Exploring Li Yong-jun’s studio of Dunhuang art

This month, I had the pleasure of visiting a painter of Dunhuang art at his studio in his beloved hometown. Li Yong-jun has been in the business for decades and is a member of an artist collective devoted to Dunhuang art. He is the only contemporary artist here in Gansu who was recognized by the son of the seminal Zhang Daqin. His paintings, whether being faithful to the weathered reality of his subject matter, or being slightly touched up to look more restored, are always breathtaking and respectful representations of the original mural art.

Li Yong-jun. Image by the author

This time, he had been helping a certain student to finish her work on a replica of the Water Moon Guan Yin at Yulin Grottoes. His studio is festooned with his artistic accomplishments: Samantabhadra and Manjushri at Yulin, a replica of a bodhisattva head at Mogao, and hanging paintings of a myriad of bodhisattvas and apsaras that make his atelier look like a mini-cave.

“Each client has different tastes,” he said, “and there’s no doubt some are as serious buyers of as faithful replicas, from the wear and tear of cracks to the sand erosion. But clients that want a painting to hang in their living room understandably want the painting’s subject to look a bit newer.”

Li’s studio. Image by the author

Li is sought after for his balanced and naturalistic approach to painting. He is well-known for using the soil from the riverbed near the Mogao Grottoes to set as the base of the painting, between the canvas and any paint that comes afterward. “I can only get to this sediment after the banks burst in a flood,” he said, “but it is worth the special feeling that comes when your eyes fall upon my artwork and the colors do not look too ‘raw’ from mixing only with the canvas white. You need the hues to feel a certain way that resembles the age of the caves, even for paintings depicting a more restored state of the murals.”

A view of the beautiful town of Dunhuang from Li’s studio. Image by the author

Although he spends most of his time in his beloved Dunhuang, his friendship circles and love of good food and wine has meant that he leaves this town every winter, heading for more vibrant climes like Guangzhou and Shenzhen, as well as Shanghai. He also is interested in the maritime silk routes, recommending that I travel to Quanzhou sometime. “Fujian in particular is a Buddhist hub,” he says.

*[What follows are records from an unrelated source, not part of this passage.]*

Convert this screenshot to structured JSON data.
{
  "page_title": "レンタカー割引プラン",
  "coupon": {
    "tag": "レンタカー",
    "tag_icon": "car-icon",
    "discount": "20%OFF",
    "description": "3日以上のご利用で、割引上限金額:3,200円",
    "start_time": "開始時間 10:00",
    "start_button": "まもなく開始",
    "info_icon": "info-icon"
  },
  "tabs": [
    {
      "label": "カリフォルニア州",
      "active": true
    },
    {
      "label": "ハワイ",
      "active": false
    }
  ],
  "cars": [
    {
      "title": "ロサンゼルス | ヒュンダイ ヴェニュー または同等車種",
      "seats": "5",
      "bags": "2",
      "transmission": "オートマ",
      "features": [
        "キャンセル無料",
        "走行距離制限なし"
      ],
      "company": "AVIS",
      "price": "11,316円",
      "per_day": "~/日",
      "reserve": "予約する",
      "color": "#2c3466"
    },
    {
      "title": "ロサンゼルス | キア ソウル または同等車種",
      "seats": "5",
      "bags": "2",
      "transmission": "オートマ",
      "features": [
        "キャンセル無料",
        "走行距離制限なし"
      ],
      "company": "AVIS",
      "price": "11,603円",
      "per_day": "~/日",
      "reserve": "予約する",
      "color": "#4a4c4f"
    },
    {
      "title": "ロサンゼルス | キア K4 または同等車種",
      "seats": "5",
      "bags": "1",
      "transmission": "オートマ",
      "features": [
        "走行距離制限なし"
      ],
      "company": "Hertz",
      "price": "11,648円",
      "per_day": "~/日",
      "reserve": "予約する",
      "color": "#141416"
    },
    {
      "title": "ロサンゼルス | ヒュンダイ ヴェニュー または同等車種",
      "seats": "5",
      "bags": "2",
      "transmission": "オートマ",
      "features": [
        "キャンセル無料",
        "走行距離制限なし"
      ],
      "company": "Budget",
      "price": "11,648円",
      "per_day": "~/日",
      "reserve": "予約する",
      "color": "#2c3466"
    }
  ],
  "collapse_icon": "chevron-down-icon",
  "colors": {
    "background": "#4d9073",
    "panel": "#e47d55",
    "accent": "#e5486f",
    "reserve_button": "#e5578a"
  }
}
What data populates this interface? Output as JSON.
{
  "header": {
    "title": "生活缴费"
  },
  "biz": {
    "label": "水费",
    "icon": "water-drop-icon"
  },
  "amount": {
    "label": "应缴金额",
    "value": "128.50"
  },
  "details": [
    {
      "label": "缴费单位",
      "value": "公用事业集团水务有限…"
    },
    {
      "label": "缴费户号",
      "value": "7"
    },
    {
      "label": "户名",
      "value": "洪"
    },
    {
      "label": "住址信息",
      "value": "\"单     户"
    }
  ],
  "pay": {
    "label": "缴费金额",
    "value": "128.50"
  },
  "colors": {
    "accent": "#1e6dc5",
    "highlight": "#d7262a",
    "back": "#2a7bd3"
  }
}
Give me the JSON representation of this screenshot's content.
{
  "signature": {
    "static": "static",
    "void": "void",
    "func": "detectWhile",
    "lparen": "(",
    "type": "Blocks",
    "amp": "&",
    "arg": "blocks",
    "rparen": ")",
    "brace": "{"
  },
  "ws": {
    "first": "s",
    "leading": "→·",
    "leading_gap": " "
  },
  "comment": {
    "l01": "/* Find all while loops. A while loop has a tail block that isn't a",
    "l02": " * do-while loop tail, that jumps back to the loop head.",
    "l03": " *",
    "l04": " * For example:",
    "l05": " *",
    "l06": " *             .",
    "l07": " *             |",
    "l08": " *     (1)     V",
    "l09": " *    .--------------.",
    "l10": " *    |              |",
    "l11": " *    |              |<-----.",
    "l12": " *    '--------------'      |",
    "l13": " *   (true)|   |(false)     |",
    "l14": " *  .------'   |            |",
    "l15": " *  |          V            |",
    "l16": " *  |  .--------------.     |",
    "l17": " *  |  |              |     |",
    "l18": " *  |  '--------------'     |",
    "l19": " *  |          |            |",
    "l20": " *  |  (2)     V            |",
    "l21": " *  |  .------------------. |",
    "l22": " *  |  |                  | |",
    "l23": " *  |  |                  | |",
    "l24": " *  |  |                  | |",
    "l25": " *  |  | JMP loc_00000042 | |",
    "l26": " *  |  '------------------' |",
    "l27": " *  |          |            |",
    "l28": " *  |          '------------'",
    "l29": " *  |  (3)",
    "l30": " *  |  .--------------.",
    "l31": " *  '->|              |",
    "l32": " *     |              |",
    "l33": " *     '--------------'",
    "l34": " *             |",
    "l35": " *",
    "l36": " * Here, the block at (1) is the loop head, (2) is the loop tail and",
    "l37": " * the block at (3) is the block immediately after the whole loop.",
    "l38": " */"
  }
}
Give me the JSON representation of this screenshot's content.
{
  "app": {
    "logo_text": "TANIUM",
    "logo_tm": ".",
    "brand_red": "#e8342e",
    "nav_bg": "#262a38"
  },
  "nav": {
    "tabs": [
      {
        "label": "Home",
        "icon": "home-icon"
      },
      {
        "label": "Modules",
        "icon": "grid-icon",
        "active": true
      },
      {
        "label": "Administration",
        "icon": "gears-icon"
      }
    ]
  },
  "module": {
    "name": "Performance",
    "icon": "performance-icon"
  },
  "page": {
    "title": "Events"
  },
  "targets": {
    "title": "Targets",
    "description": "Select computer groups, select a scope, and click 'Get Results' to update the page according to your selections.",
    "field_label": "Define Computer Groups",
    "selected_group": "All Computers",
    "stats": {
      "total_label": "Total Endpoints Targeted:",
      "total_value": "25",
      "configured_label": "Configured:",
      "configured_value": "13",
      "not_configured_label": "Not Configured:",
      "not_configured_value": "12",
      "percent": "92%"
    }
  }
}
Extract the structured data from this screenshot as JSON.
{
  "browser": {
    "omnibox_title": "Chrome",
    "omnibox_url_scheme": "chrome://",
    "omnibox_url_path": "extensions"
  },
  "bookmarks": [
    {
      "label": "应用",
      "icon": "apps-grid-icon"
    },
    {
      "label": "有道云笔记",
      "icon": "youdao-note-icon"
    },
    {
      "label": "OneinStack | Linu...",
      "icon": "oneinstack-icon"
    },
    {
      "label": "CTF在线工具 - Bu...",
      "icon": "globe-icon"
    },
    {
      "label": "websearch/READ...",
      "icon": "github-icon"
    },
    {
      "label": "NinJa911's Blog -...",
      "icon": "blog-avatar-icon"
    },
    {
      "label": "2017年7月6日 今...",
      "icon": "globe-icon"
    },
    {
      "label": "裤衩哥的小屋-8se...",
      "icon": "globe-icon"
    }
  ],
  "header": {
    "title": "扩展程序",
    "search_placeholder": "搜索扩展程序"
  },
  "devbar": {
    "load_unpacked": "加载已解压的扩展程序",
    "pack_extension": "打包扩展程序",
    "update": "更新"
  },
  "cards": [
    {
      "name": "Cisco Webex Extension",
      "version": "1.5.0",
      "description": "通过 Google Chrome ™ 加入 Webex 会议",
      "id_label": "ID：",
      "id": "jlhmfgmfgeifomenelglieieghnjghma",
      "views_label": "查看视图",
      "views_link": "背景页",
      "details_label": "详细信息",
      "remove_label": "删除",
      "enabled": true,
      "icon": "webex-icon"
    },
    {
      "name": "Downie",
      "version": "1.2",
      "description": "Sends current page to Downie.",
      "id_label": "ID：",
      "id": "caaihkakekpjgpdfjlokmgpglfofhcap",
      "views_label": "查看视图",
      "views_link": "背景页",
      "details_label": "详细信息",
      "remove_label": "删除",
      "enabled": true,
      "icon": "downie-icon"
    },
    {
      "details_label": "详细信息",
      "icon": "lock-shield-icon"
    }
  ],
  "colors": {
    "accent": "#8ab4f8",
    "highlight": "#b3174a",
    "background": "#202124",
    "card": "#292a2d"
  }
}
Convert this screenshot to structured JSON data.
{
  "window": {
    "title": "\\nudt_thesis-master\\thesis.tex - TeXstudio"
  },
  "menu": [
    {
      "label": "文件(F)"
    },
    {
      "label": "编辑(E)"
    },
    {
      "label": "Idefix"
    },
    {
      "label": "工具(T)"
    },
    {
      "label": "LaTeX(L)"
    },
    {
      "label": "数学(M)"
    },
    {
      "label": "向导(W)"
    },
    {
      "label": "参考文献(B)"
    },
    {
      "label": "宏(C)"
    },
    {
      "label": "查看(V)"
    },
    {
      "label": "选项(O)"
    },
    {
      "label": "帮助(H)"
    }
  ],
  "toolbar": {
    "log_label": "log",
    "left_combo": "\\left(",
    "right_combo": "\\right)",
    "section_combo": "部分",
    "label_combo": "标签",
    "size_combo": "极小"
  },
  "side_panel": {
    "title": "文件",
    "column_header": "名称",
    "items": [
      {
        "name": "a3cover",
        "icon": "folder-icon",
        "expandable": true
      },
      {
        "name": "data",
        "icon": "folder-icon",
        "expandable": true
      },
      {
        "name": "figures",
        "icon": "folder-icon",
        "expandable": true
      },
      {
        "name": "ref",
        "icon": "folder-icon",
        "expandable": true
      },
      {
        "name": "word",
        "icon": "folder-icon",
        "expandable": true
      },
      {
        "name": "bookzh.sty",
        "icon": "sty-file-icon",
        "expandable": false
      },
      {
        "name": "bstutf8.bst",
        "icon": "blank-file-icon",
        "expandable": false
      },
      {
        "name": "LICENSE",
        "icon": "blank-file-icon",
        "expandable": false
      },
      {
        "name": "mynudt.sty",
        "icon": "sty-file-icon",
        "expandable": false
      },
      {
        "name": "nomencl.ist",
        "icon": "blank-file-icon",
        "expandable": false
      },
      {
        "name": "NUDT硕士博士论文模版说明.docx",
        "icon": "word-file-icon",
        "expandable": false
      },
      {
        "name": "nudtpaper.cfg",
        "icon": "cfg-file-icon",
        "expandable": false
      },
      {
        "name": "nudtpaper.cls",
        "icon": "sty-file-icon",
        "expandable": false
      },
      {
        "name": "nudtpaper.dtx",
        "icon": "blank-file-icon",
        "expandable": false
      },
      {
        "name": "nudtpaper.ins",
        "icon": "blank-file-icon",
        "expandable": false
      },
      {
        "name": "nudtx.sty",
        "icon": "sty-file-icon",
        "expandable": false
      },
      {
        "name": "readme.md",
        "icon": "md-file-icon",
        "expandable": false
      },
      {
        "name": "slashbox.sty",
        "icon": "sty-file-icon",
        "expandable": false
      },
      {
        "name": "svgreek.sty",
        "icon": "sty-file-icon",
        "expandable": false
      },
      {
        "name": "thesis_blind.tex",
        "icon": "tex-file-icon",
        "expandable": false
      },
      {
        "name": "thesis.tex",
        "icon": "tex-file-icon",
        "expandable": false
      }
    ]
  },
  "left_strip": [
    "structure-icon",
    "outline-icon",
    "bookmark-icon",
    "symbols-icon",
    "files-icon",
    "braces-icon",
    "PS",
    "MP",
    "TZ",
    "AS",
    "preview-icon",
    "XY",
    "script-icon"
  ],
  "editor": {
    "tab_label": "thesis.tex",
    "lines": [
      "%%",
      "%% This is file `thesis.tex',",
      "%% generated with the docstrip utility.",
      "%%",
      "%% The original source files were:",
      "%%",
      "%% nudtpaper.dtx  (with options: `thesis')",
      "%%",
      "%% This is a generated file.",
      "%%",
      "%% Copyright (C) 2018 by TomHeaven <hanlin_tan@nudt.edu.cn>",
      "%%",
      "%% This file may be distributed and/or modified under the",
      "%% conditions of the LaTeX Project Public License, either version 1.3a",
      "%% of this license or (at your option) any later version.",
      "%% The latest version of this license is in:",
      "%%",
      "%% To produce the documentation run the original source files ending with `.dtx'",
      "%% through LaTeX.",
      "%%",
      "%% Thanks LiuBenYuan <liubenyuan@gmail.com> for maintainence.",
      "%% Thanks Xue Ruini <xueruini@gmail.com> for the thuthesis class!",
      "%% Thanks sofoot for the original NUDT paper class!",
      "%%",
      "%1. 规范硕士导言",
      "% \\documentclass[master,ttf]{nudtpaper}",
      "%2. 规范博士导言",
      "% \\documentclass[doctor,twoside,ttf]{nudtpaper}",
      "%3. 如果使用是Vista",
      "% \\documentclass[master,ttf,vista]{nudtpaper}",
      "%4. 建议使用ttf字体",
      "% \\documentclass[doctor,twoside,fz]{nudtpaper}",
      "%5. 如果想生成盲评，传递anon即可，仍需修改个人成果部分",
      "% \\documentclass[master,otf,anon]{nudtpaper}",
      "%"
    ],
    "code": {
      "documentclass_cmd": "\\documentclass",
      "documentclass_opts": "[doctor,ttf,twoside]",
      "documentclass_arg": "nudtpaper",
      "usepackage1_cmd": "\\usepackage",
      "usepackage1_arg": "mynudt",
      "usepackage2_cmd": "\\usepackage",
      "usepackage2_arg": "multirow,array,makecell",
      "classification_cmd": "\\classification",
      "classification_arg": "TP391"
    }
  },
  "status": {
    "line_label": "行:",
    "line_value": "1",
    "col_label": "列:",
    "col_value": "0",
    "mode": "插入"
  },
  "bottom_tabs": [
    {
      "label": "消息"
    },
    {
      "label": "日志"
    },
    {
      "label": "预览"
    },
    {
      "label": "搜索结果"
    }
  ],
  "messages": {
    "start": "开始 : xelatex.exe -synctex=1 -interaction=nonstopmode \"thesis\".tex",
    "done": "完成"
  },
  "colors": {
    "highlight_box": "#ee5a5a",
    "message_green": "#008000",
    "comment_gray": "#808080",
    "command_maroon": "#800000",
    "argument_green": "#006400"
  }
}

We managed to stumble on one of my favorite historical topics, the Tangut Empire, since Li’s student’s painting was of a Xixia mural. “The sad thing is that Guazhou does not have much left of Xixia. The ironic thing is that the Yulin Grottoes, which the Western Xia had a presence at, are better preserved because they were so far away from the Tangut power base.”

Samantahadra and Manjushri. Image by the author

Despite the martial, mysterious nature of the Tanguts (they spent much of their history, from Li Yuanhao’s establishment of the “Great and Lofty White State” to its complete annihilation by Genghis Khan), the colors deployed by the master Tangut painters at Yulin are primarily celadon, cerulean, and other shades of blue and green: remarkably gentle, soothing to the soul, and representative of the calming, stilling waters of Nirvana. Perhaps that is why Li has his Samantabhadra and Manjushri in the heart of his atelier: they are among his proudest works.

It has been a lively reunion for both Li and Rebecca. As his student, she received from him a set of painting templates for future paintings. And hopefully, she will be presenting one of these completed templates to him next time at beautiful Dunhuang.

Support Our Dharma Work